[Work to be completed]
Read through the entries below and return each line with the word "category".

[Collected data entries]
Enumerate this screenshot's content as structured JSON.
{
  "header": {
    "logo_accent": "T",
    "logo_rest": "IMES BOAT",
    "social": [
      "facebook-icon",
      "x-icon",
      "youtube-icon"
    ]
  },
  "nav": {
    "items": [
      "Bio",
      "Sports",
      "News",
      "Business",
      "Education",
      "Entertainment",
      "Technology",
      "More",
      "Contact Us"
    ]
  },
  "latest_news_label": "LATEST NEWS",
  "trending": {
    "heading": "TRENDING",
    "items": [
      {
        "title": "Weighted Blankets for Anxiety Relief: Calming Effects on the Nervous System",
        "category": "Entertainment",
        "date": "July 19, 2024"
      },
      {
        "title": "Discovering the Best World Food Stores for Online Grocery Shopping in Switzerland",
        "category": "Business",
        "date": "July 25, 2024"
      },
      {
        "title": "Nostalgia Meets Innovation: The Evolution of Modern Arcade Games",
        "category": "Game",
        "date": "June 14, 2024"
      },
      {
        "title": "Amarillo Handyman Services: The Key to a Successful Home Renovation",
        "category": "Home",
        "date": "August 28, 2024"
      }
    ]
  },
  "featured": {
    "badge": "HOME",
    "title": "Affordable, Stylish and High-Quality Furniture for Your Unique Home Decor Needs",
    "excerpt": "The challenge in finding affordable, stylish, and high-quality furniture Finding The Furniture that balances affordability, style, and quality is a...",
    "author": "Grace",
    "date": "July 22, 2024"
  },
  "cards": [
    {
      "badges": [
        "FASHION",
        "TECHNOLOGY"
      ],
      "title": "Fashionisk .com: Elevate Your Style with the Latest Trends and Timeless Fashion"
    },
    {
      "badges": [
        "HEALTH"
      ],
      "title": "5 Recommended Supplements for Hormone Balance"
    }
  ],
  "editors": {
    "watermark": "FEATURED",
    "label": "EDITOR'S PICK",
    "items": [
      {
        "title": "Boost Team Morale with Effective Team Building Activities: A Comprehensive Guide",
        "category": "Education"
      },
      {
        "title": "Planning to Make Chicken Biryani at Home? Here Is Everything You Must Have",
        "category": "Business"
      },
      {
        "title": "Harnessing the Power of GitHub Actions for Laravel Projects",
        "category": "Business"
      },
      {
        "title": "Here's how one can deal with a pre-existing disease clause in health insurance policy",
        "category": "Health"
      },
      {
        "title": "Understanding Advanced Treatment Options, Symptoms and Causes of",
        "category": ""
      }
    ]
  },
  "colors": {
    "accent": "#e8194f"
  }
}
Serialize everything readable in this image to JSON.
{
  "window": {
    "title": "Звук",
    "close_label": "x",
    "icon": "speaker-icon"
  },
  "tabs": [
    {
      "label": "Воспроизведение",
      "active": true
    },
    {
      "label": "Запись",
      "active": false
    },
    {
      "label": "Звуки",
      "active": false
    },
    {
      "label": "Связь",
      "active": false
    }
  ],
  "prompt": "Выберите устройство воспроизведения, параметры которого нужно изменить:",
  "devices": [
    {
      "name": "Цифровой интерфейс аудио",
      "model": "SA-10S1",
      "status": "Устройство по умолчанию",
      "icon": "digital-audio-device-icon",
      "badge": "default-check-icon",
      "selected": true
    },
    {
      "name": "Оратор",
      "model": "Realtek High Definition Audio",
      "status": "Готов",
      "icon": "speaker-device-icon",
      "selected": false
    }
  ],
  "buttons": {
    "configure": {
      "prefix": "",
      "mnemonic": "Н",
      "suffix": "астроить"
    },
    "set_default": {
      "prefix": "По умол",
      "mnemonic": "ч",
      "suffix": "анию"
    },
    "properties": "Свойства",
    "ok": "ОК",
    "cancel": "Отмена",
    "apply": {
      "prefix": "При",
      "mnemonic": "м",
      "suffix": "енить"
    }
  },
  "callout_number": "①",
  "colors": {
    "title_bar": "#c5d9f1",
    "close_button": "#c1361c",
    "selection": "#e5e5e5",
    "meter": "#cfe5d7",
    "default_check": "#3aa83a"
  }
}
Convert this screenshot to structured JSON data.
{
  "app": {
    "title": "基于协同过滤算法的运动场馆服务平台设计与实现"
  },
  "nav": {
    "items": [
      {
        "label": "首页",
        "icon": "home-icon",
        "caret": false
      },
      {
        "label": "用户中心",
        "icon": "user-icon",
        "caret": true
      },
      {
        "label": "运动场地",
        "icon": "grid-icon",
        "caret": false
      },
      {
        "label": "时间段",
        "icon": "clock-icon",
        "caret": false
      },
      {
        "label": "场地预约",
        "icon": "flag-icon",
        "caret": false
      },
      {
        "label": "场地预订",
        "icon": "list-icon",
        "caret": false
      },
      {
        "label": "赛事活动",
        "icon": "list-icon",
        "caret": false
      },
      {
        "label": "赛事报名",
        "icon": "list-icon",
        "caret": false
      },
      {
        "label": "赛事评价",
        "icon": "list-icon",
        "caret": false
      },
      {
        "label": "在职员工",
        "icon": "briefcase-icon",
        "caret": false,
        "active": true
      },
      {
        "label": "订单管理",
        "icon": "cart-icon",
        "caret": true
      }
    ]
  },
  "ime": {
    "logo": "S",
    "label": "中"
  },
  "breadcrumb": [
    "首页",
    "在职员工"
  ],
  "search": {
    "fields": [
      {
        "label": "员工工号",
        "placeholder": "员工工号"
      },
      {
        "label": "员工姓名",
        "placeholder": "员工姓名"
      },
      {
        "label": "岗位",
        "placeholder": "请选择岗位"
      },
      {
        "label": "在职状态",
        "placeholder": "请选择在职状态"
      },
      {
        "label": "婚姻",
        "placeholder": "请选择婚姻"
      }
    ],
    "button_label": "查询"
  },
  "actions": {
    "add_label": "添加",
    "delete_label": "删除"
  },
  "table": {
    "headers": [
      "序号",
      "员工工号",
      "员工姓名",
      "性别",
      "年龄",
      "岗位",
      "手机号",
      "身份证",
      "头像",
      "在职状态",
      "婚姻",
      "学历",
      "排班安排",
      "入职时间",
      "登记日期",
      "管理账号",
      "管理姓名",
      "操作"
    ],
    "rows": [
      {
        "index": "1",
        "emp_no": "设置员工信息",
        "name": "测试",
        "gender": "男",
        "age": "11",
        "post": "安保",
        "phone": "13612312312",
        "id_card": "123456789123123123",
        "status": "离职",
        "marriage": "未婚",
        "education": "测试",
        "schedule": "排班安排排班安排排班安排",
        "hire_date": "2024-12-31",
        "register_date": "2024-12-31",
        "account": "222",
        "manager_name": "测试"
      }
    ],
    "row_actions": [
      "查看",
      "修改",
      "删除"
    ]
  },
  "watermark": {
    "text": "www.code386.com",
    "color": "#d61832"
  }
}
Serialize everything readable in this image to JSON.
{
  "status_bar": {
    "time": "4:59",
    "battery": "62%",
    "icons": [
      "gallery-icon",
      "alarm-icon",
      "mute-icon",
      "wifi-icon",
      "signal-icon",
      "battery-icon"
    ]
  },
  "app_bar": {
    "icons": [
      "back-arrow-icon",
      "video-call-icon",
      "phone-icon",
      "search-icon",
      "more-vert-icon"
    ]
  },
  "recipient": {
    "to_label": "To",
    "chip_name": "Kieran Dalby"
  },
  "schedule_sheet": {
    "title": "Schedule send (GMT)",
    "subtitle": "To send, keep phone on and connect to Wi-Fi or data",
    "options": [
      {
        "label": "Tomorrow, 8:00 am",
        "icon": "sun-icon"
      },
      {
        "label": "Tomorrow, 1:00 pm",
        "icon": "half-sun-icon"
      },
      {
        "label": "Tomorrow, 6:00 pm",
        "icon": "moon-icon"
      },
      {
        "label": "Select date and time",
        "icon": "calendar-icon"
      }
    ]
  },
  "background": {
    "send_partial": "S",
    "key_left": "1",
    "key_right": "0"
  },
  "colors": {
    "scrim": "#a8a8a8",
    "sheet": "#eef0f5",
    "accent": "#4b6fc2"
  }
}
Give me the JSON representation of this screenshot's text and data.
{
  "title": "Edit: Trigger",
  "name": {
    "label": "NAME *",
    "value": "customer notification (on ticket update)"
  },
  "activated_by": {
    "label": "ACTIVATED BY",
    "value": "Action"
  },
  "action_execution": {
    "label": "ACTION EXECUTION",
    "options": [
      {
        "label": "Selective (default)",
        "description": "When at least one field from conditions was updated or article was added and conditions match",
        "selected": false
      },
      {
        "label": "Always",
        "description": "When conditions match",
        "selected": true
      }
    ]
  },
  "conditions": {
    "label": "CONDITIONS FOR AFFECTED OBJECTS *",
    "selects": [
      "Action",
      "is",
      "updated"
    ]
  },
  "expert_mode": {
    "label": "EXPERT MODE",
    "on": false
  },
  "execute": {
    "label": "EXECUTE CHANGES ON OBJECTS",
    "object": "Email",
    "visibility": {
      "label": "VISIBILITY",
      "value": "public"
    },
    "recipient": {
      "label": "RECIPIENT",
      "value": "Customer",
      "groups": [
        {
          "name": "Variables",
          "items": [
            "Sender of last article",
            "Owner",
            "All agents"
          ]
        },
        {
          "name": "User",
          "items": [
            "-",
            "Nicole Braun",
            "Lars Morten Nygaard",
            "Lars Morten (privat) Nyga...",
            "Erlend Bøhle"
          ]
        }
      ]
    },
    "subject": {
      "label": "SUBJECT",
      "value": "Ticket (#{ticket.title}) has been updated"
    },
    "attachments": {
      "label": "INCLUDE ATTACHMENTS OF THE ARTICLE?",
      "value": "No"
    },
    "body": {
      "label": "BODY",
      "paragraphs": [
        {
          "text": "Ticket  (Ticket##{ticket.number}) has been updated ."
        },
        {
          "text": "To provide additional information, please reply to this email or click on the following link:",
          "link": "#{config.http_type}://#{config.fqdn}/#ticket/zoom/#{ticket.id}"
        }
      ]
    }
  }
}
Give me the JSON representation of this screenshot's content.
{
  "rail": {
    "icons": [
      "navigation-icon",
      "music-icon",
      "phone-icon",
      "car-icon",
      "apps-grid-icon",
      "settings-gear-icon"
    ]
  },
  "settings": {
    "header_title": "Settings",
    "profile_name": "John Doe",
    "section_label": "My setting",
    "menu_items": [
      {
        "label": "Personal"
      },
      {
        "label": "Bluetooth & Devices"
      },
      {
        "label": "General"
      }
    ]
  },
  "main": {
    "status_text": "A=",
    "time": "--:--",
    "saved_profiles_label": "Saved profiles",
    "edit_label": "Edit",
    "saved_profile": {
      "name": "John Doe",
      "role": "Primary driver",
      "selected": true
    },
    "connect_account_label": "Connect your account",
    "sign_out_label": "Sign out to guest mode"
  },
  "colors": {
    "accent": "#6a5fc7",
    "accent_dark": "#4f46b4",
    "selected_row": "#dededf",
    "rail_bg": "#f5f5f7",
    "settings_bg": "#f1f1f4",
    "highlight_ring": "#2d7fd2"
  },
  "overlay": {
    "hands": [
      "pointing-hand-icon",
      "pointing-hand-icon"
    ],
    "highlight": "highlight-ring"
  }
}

[Completed exercise]
        "category": "Entertainment",
        "category": "Business",
        "category": "Game",
        "category": "Home",
        "category": "Education"
        "category": "Business"
        "category": "Business"
        "category": "Health"
        "category": ""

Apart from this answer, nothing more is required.